It’s a distinctive vigor that compels a college student to beat a rooster to the breakfast table, but it’s a new spirit that has consumed the campus of North Texas in the wake of news that its football team would compete in a bowl for the first time in nine years.
As proof, university officials presented persuasive anecdotal evidence.
Students came out in mass, building a line around the stadium, two blocks long at 5 a.m. Thursday on the first day tickets went on sale for this year’s Heart of Dallas Bowl.
“That’s great for the Heart of Dallas Bowl and these two programs,” said Mean Green coach Dan McCarney, who joined UNLV coach Bobby Hauck at an introduction Thursday of the teams that will compete at 11 a.m. on Jan. 1 at the Cotton Bowl.
On behalf of their respective universities, McCarney and Hauck formally accepted an invitation from bowl officials to play in the fourth annual game at the historic venue. A reception followed.
“When you have two programs and two fan bases who are hungry, it really makes for a great matchup,” McCarney said.
The list is long, McCarney said, of coaches who aren’t in a bowl game this season.
Not even Santa Claus skipping the neighborhood is a worse feeling during the holidays for a football coach.
Both coaches — and fan bases — know the feeling of missing out.
North Texas hasn’t been to a bowl since 2004.
UNLV’s appearance in this season’s college football postseason is the Rebels’ first in 14 seasons.
Now both also know the experience of exceeding expectations.
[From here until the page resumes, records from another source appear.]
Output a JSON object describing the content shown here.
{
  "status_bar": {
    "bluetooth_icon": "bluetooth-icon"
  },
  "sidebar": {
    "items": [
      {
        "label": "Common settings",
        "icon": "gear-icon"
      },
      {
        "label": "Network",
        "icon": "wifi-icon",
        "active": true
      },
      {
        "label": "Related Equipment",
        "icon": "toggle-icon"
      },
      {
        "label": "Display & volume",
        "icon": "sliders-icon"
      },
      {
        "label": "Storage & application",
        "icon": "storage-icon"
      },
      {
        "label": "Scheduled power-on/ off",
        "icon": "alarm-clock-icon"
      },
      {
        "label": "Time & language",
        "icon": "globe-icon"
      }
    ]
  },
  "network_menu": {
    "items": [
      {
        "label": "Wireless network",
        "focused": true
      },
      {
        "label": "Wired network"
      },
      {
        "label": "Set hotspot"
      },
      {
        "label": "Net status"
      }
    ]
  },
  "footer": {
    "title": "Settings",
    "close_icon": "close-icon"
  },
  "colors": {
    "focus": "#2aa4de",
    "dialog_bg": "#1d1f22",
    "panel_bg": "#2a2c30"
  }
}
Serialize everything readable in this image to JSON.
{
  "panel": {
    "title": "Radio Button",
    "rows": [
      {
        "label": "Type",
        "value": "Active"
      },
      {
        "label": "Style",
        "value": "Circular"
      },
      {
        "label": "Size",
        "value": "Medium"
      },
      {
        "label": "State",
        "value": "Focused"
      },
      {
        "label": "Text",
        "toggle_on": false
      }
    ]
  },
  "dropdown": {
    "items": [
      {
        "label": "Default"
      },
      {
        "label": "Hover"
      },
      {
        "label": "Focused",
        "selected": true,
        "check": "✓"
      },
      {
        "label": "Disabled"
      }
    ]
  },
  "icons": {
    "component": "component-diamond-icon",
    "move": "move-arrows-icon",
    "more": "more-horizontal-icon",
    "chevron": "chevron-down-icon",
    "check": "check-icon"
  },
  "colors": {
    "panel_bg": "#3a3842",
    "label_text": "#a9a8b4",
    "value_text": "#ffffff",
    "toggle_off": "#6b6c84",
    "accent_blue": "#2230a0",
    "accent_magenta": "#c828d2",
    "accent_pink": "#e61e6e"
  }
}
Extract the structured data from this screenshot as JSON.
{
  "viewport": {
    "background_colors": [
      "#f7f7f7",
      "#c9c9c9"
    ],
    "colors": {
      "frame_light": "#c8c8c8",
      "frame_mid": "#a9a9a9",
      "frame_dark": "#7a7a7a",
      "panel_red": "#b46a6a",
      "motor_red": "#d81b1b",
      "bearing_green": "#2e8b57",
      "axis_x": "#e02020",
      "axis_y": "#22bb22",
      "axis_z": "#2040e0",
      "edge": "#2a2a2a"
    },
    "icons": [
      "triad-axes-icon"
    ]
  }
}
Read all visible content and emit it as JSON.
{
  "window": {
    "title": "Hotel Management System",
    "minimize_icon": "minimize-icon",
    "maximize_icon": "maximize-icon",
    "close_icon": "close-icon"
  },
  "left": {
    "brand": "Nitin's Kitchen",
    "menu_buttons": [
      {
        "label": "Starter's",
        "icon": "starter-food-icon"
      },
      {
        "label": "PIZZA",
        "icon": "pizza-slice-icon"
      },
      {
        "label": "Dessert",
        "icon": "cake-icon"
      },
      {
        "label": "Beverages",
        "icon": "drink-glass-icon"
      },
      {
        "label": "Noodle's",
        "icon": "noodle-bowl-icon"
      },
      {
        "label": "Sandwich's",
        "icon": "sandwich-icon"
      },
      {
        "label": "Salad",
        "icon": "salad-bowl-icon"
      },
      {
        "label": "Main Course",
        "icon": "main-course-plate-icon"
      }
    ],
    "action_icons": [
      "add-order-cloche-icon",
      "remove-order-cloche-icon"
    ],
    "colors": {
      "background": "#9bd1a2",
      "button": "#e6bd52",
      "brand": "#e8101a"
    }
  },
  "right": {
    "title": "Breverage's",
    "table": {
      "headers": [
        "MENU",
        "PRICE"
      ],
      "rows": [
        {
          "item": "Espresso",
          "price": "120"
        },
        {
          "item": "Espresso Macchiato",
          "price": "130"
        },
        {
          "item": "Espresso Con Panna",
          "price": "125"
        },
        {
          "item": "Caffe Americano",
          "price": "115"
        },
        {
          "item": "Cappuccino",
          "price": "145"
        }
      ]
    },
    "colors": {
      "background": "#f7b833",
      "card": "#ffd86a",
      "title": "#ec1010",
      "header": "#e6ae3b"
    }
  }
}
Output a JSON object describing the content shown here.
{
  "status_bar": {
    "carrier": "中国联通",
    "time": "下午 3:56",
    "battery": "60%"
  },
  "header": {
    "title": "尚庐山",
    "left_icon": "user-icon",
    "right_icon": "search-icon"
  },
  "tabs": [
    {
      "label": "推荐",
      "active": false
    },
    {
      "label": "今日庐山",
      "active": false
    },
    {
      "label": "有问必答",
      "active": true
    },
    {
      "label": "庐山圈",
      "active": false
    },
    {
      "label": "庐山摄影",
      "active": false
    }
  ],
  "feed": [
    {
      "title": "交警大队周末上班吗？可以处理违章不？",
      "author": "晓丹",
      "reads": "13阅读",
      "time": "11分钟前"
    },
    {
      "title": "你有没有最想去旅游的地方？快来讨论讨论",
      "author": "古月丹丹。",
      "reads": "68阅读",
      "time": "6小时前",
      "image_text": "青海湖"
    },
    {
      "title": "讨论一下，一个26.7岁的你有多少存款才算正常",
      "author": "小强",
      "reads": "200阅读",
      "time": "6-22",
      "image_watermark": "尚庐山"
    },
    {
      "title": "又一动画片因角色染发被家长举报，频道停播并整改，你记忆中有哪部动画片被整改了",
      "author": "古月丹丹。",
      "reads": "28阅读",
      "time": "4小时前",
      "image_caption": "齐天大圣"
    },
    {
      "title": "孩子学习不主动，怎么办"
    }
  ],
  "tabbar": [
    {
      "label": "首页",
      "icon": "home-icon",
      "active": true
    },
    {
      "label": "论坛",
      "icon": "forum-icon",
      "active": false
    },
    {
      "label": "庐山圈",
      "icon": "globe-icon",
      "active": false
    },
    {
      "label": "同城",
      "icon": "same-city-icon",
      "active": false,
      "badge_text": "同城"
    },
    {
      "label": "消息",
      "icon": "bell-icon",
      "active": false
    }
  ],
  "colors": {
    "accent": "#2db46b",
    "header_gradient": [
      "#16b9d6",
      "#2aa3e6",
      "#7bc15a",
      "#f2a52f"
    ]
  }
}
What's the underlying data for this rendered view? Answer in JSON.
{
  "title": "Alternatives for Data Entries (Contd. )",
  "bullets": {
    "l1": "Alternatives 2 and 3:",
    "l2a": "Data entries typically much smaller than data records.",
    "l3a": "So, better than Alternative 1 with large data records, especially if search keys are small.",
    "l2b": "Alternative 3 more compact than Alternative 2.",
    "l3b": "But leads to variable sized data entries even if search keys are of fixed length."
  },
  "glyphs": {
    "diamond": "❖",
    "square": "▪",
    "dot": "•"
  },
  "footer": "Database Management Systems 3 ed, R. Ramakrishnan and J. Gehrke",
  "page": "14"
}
Neither was picked to finish in the top half of their divisions in Conference USA and the Mountain West.
“I believe in the tradition of college football,” said Hauck, who was 6-32 in three previous seasons. “For us to have the opportunity to play on New Year’s day is huge.”
New Year’s Day will be the culmination of a new day for football at UNT, said McCarney, whose team finished the regular season at 8-4.
Though he will lose a strong senior class, the coach said he believes the pieces are in place to maintain this level of competitiveness and even exceed it.
It’s about building the program off a sturdy foundation, he said, something that’s been done.
McCarney spent a little bit of time Thursday reminiscing about his first days on the job in Denton.
He recalled with some fondness accidentally bumping into an elderly lady after a 41-0 loss to Alabama in the third game of his first season.
“I said, ‘oh, excuse me, ma’am,’” McCarney said before delivering the punchline. “She said, ‘No, and no damn defense, either.’
“We’ve come a long way.”
The Heart of Dallas Bowl marks McCarney’s 21st bowl game as a player, assistant or head coach.
This year’s game, however, is his first at the Cotton Bowl.
His coaching counterpart, meanwhile, was on the staff at Colorado when the Buffaloes met Oregon in the 1996 game.
Hauck said the bowl game was a must-see at the family home when he was growing up.
His first order of business upon learning of his team’s destination: Teach his players about the history.
“I can assure you, our players know the history of the Cotton Bowl,” Hauck said.